Of All the Gin Joints in All the World…

Or in this case, with apologies to Rick in the movie Casablanca: Of all the bookstores in all the towns in all the world, the book walks into mine…

From the First-Time-For-Everything department: among the used books that came in with inventory-adds was a copy of my own book. As it turns out, it is somewhat of a scarce item, these days.

Nils Thor Granlund: The Swedish Showman Who Invented American Entertainment had a tiny press run ten years ago before the title was acquired by McFarland Publishing, which changed the name, among other things. It is still a biography of NTG, an enterprising showman who was once described as the “highest paid entertainer” in the US. He died virtually penniless, despite having discovered and brought to the bright lights some of the top show business people of his time.

Knowing how few copies of the Inlandia Press version exist, it is almost astonishing to have a pristine copy brought into the shop – almost undoubtedly returning to the place where it was purchased (although ten years ago we were in a different location on Main St.). The McFarland publishing contract required the earlier version be pulled from the market, so it is out-of-print, although the McFarland version is still out there.

It’s a bittersweet reunion. The book is an unread copy, without question, which is a little deflating to the old ego. The flip-side is – it is such a nice copy of such a scarce thing, that I’m happy to have it back without it ever having been cracked open!

I glanced inside to remind myself what year it was published (2008), and it surprised me that it was a decade ago. How time flies, these days.

The kicker?

It’s an autographed copy… which certainly devalues an otherwise perfectly-acceptable book.

We’re still serving lunches daily (except Sunday) from 11am to 2pm. Come by and let us serve YOU!

Bridge from the Past

I like to joke that – after coming back from the War in France, they couldn’t keep my grandfather down on the farm, and he moved off to the big city.

Parsons, Kansas.

Actually, Kansas City was the nearest city to the Cass County, Missouri farm where my grandpa was raised, but after serving in World War I, southeast Kansas is where he found work constructing a highway bridge.

It was completed shortly after the war, and survived until about 1978, and my mother seems to recall that it was described as a bridge that went from nowhere to no-place. Other than that, there seems to be blank as to exactly where the bridge was located.

I’m wonder if by posting these pictures of the structure, someone with a long memory might be able to identify the bridge, maybe by using the silos in the background as a landmark. I’m fairly certain the bridge was in the Labette County – Neosho County area of southeastern Kansas.

The pen and ink art is another mystery. I believe it was acquired at an arts festival and the artist’s signature box in the lower-right corner reads ORRIN, but I can’t make out whether the rest of the writing is part of his name or a dating mark. Since he is the author of the piece, it would be nice to have that information to include with the framed artwork.

The piece hanging on the office wall is likely a print, so there could be other copies still out there – perhaps hanging on walls of people better informed than I am.

As for the romantic story associated with it… the telephone company used to employ young women as operators – the people who actually connected the person calling with the person being called, through a thing called a switchboard.

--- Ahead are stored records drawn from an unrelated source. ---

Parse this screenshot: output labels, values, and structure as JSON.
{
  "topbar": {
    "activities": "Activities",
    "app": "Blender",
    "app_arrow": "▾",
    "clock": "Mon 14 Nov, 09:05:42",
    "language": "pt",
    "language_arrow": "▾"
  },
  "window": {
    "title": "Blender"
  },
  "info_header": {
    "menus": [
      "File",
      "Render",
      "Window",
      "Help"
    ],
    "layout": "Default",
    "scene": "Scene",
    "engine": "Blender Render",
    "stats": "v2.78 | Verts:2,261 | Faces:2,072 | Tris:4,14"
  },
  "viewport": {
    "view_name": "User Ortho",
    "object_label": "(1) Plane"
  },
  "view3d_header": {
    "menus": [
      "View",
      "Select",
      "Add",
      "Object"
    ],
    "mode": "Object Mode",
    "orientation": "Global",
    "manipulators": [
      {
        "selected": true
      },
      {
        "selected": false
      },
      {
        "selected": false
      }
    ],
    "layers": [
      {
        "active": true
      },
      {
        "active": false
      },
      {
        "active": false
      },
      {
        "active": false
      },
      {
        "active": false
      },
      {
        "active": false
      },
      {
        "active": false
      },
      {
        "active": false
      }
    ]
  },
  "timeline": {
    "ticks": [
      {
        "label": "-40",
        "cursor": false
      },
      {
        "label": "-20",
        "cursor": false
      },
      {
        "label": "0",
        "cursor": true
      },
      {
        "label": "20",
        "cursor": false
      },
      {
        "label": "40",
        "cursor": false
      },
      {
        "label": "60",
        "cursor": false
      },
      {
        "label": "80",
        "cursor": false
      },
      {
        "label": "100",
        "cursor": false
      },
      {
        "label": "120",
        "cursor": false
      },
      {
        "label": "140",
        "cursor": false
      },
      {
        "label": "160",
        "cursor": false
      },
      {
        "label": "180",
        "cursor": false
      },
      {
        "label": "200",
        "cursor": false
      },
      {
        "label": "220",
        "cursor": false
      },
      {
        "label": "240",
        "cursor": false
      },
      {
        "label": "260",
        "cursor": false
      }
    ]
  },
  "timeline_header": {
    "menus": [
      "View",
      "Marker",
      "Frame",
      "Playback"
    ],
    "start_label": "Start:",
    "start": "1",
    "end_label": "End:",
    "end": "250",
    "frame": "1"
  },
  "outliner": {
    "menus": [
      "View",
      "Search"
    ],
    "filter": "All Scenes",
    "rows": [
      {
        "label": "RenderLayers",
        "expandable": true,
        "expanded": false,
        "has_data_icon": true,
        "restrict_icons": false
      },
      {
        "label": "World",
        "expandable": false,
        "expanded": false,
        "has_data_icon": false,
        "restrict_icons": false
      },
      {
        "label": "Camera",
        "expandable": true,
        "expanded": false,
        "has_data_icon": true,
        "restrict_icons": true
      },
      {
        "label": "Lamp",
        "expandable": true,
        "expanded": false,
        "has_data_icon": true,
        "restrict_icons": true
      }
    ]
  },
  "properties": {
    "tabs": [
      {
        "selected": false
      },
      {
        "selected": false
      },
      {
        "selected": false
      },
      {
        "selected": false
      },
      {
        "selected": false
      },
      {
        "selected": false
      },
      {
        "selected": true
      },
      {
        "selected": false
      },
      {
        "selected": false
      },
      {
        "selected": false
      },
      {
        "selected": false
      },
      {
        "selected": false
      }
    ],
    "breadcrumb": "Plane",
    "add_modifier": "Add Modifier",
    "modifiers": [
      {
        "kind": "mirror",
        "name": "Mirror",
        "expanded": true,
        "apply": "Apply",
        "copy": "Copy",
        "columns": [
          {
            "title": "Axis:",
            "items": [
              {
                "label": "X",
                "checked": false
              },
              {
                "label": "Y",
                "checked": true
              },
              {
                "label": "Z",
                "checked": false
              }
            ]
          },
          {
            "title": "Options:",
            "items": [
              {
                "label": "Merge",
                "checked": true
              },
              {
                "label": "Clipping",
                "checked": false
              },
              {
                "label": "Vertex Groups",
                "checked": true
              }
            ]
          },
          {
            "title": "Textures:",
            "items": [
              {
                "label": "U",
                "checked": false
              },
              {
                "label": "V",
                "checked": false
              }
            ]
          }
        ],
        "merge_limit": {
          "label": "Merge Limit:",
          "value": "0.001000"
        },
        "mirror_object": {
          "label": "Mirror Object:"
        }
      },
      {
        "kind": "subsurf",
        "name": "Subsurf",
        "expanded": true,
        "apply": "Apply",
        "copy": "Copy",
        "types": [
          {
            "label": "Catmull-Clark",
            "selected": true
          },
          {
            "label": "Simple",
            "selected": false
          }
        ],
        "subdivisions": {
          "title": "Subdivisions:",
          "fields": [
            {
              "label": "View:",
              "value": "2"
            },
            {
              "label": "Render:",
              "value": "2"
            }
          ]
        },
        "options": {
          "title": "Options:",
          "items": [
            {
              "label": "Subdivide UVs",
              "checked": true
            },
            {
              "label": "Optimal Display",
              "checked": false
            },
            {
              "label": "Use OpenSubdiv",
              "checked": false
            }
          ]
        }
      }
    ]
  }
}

Back then, if you picked up the telephone “receiver” and held it to your ear, a voice would inquire: Number, please!

When young John – being the loving son that he was – was compelled to call the folks back in Missouri from his job in Kansas, he would stop in the phone office to make the call. There he met a young phone operator and romance “called.”

So while the bridge did not survive into the new millennium, descendents of those associated with its construction have – some more curious than others about a bridge to a family’s past.

Let me know if you recognize it, or if you don’t, maybe you could share it along in hopes of helping solve this little mystery of the Bridge, the Artist, and the Location – which all figure in the stories of young John and Sylvia and a grandson wanting to pin down the family history!